== Exercise material

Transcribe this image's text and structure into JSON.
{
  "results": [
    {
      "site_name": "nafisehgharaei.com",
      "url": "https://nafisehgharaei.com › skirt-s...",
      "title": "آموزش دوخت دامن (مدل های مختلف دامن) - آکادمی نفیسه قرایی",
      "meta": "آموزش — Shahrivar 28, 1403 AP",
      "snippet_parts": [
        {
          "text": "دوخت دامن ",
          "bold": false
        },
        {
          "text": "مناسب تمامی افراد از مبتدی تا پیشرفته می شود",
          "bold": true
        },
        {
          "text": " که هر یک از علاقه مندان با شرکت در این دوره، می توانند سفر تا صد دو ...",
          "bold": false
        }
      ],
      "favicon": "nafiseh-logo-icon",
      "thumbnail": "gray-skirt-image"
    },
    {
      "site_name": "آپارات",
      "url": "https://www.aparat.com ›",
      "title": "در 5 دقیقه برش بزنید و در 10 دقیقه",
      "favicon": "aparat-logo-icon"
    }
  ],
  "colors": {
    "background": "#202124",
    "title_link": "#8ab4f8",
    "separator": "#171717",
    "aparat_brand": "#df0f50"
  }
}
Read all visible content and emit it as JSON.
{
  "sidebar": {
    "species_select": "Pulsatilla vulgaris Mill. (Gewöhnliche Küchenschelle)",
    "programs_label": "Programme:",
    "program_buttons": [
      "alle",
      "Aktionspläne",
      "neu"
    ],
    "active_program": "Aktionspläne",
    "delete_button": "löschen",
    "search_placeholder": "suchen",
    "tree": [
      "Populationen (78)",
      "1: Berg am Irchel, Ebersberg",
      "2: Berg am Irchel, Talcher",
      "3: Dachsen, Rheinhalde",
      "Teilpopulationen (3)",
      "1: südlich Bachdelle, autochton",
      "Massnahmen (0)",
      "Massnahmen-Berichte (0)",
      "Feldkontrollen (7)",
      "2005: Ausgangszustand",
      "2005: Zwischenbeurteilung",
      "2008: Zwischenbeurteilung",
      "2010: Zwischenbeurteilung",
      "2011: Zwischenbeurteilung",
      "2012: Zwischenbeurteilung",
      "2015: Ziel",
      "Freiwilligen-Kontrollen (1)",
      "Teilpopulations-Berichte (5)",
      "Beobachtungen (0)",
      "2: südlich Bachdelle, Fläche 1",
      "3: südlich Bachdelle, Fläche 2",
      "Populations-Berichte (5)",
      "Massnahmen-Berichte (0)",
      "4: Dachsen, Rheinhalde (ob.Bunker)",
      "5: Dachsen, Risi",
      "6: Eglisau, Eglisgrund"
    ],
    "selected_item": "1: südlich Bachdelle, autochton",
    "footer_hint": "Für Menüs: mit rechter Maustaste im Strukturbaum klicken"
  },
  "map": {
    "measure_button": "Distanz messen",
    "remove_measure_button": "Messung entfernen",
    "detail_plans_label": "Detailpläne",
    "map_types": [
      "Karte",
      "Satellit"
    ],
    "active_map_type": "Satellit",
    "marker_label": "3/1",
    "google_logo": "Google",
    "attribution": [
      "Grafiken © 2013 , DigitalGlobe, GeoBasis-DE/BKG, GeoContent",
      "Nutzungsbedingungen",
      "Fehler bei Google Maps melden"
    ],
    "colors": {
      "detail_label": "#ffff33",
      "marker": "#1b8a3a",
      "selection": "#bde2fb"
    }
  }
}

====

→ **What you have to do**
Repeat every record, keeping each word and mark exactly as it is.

→ **Finished task**
Transcribe this image's text and structure into JSON.
{
  "results": [
    {
      "site_name": "nafisehgharaei.com",
      "url": "https://nafisehgharaei.com › skirt-s...",
      "title": "آموزش دوخت دامن (مدل های مختلف دامن) - آکادمی نفیسه قرایی",
      "meta": "آموزش — Shahrivar 28, 1403 AP",
      "snippet_parts": [
        {
          "text": "دوخت دامن ",
          "bold": false
        },
        {
          "text": "مناسب تمامی افراد از مبتدی تا پیشرفته می شود",
          "bold": true
        },
        {
          "text": " که هر یک از علاقه مندان با شرکت در این دوره، می توانند سفر تا صد دو ...",
          "bold": false
        }
      ],
      "favicon": "nafiseh-logo-icon",
      "thumbnail": "gray-skirt-image"
    },
    {
      "site_name": "آپارات",
      "url": "https://www.aparat.com ›",
      "title": "در 5 دقیقه برش بزنید و در 10 دقیقه",
      "favicon": "aparat-logo-icon"
    }
  ],
  "colors": {
    "background": "#202124",
    "title_link": "#8ab4f8",
    "separator": "#171717",
    "aparat_brand": "#df0f50"
  }
}
Read all visible content and emit it as JSON.
{
  "sidebar": {
    "species_select": "Pulsatilla vulgaris Mill. (Gewöhnliche Küchenschelle)",
    "programs_label": "Programme:",
    "program_buttons": [
      "alle",
      "Aktionspläne",
      "neu"
    ],
    "active_program": "Aktionspläne",
    "delete_button": "löschen",
    "search_placeholder": "suchen",
    "tree": [
      "Populationen (78)",
      "1: Berg am Irchel, Ebersberg",
      "2: Berg am Irchel, Talcher",
      "3: Dachsen, Rheinhalde",
      "Teilpopulationen (3)",
      "1: südlich Bachdelle, autochton",
      "Massnahmen (0)",
      "Massnahmen-Berichte (0)",
      "Feldkontrollen (7)",
      "2005: Ausgangszustand",
      "2005: Zwischenbeurteilung",
      "2008: Zwischenbeurteilung",
      "2010: Zwischenbeurteilung",
      "2011: Zwischenbeurteilung",
      "2012: Zwischenbeurteilung",
      "2015: Ziel",
      "Freiwilligen-Kontrollen (1)",
      "Teilpopulations-Berichte (5)",
      "Beobachtungen (0)",
      "2: südlich Bachdelle, Fläche 1",
      "3: südlich Bachdelle, Fläche 2",
      "Populations-Berichte (5)",
      "Massnahmen-Berichte (0)",
      "4: Dachsen, Rheinhalde (ob.Bunker)",
      "5: Dachsen, Risi",
      "6: Eglisau, Eglisgrund"
    ],
    "selected_item": "1: südlich Bachdelle, autochton",
    "footer_hint": "Für Menüs: mit rechter Maustaste im Strukturbaum klicken"
  },
  "map": {
    "measure_button": "Distanz messen",
    "remove_measure_button": "Messung entfernen",
    "detail_plans_label": "Detailpläne",
    "map_types": [
      "Karte",
      "Satellit"
    ],
    "active_map_type": "Satellit",
    "marker_label": "3/1",
    "google_logo": "Google",
    "attribution": [
      "Grafiken © 2013 , DigitalGlobe, GeoBasis-DE/BKG, GeoContent",
      "Nutzungsbedingungen",
      "Fehler bei Google Maps melden"
    ],
    "colors": {
      "detail_label": "#ffff33",
      "marker": "#1b8a3a",
      "selection": "#bde2fb"
    }
  }
}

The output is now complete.